Embroidered covers from a Georgian sofa
The embroidered covers from a late 18th century sofa, owned by a private collector, were cleaned, strengthened and reapplied to the sofa frame for minimal use in a private home
A George III mahogany sofa, dating to the third quarter of the 18th century, the serpentine back, scrolled arms and top and sides of the squab cushion covered in gros and petit point embroidery, with a central cartouche showing two female figures, surrounded by foliate and strapwork motifs on a plain ground. The sofa measures 38 ½ in. (98 cm.) high; 80 in. (203 cm.) wide; 31 in. (79 cm.) deep.
The embroidery is worked in polychrome wool and silk threads in tent stitch on an undyed linen canvas ground fabric.
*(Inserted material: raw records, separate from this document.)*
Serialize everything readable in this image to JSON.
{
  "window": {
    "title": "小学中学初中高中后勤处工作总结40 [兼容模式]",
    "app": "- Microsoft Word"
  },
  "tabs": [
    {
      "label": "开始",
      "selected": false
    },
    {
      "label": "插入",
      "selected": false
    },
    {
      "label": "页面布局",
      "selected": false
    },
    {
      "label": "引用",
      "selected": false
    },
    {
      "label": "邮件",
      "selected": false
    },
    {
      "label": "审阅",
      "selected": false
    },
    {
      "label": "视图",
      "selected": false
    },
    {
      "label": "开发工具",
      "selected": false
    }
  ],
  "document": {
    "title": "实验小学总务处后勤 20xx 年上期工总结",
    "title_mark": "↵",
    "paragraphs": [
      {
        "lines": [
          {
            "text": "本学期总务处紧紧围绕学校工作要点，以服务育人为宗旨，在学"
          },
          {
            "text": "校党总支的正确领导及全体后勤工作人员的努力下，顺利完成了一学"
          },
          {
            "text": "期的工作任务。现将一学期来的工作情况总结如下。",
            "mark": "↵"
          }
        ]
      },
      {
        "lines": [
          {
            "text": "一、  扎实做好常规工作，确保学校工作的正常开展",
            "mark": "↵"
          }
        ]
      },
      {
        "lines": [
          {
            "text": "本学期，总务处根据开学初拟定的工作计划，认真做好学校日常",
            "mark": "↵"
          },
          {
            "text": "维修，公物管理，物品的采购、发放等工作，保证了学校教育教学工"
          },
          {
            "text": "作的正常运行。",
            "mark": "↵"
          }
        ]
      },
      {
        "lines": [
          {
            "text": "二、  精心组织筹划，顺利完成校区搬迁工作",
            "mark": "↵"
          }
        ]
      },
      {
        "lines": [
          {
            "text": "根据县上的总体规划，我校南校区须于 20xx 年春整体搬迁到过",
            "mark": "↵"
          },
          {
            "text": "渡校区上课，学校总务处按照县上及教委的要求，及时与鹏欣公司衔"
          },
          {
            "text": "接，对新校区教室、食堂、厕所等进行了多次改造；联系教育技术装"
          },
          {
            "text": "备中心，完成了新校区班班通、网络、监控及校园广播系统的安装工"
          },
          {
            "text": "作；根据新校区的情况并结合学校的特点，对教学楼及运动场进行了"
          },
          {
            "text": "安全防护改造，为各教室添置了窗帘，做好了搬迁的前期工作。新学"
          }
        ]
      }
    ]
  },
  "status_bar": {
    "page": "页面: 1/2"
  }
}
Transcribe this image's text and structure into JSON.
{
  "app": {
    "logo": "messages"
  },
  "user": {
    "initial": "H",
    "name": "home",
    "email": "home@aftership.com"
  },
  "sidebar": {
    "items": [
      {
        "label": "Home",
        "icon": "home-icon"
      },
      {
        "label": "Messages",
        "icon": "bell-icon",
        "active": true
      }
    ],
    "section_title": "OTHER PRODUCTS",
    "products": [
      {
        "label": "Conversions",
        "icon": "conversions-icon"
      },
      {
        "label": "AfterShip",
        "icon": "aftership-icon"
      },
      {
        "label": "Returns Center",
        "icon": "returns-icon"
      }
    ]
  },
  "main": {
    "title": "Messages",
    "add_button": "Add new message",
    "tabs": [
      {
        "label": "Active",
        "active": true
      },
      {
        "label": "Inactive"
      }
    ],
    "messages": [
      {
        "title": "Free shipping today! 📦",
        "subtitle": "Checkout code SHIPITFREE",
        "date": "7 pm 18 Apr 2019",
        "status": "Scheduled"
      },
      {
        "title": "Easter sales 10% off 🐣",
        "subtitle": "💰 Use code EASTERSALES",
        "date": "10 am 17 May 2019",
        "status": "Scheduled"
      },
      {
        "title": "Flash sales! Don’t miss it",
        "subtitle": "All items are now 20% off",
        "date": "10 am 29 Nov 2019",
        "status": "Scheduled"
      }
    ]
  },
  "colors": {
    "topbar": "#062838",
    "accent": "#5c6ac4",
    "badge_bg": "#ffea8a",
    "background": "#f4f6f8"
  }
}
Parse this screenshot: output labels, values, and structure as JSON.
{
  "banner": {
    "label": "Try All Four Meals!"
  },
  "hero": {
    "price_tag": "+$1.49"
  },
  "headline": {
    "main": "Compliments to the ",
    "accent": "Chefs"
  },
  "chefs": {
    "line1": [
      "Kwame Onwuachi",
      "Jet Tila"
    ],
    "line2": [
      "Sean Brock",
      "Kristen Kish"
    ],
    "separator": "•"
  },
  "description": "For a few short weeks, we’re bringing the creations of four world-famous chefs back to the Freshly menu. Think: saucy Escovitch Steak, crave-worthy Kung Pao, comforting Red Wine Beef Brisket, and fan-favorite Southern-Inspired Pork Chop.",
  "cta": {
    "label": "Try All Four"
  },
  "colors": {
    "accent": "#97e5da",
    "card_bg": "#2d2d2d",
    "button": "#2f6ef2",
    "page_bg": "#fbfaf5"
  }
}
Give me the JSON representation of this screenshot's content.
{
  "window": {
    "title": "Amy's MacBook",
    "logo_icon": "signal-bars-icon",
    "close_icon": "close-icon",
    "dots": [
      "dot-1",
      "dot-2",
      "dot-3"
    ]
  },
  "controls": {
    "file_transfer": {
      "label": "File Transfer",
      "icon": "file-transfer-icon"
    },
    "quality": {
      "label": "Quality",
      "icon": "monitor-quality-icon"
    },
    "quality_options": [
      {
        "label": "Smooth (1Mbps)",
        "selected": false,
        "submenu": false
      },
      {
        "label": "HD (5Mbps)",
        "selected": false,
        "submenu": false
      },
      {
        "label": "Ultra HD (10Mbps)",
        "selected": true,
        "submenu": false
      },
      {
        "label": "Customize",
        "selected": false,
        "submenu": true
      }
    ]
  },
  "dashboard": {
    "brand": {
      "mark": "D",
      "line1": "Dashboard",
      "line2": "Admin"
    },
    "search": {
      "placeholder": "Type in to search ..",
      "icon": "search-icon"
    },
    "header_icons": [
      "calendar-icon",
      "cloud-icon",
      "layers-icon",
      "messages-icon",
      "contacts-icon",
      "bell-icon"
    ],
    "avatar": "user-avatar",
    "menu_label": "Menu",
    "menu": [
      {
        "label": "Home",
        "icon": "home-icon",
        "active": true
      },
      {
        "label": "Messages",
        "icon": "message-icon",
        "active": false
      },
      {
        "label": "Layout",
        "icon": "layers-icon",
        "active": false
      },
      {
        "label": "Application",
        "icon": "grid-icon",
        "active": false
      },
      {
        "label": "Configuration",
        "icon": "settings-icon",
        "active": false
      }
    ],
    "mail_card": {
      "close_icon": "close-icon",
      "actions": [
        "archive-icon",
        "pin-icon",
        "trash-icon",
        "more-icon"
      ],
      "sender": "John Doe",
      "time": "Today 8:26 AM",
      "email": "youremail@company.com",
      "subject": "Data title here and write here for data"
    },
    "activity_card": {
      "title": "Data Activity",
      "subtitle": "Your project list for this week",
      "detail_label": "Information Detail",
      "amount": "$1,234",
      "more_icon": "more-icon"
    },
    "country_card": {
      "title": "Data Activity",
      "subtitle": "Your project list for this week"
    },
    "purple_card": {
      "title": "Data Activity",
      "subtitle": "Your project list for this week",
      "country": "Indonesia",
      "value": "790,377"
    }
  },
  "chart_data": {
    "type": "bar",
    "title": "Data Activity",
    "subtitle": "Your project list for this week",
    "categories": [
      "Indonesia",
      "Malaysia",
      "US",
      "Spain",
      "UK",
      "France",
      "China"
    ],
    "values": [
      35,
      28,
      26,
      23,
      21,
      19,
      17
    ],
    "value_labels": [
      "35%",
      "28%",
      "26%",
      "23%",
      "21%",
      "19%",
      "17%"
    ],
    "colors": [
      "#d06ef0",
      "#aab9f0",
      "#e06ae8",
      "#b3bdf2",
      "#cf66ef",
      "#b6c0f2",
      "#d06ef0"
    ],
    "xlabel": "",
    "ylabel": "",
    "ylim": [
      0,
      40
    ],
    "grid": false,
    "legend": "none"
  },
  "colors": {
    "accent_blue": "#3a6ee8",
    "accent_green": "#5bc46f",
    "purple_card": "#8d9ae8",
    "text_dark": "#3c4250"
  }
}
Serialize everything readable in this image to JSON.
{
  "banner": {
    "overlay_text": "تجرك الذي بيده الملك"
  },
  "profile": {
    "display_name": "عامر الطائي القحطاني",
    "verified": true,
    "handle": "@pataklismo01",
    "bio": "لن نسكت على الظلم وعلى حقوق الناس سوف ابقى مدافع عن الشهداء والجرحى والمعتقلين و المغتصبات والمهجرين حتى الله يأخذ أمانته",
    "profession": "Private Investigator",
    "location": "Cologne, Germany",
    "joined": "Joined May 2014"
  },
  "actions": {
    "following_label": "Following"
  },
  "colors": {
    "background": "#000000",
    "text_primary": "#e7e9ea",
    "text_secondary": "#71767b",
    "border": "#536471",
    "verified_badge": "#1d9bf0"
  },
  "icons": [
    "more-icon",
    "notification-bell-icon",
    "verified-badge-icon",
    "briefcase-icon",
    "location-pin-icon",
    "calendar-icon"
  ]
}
The edges of the arms, at the junction of the back and arm cover panels and all round the upper edge of the cushion are trimmed with a braid woven with plush square motifs.
The covers had been extensively reworked. The polychrome wool threads were badly faded. Almost all the original dark brown background wool threads had been embroidered over with mid-brown wool threads, seemingly because the dark brown original threads had worn away, leaving the linen canvas ground exposed. The mid-brown wool threads are likely to have started out matched to the original dark brown. Portions of other colours of wool thread had also been reworked. The canvas ground was weak all over, with many splits over the entire surface of the covers. Where splits occurred, the embroidery threads had started to unravel. In places, such as the proper right side of the petit point embroidery on the central cartouche, the canvas was holed. The upholstery was modern. The webbing and bottoming fabrics on the underside of the sofa were all replacements, as were the fabrics on the upper face of the sofa seat, the lower face of the squab cushion and the outer back and sides of the sofa.
The brief was to remove, conserve and replace the embroidered covers on the sofa for light use in a private house.
The sofa was thoroughly documented.
The embroidered covers were removed from the sofa frame.
The covers were surface cleaned with low-powered vacuum suction to remove any loose, particulate soils. Loosely adhered calico patches were carefully peeled away from the reverse of the panels.
Each panel of embroidery was attached to a full lining of new linen fabric. Support stitching and laid and couched stitching was worked over the entire panel, holding splits together and supporting particularly weak areas of embroidery and ground canvas. Small panels of new fine weave linen canvas, with the same thread count as the original canvas, dyed to match the original backing, were inserted behind the worst of the holes in the central cartouche of the back panel. Tent stitch was worked in dyed mercerized cotton thread over the new canvas patches to blend with the original stitching. These new patches are attached to the new linen lining fabric only – they could be removed, if necessary, without damaging the original embroidery.
The supported covers were re-applied to the sofa with staples, blued steel tacks and stitching worked in waxed linen thread and dyed polyester thread.
The sofa is in a sounder condition than before. Damaged areas of stitching and sizable splits in the ground canvas have been strengthened and supported. The owner is aware that prolonged use of the sofa will result in further splits opening up in the ground canvas.
To preserve the colours of the embroidery threads the sofa should be positioned away from bright natural or artificial light. To maintain the embroidery and the frame at a constant relative humidity, the sofa should be positioned away from sources of heat, such as radiators, wood burners or open fires.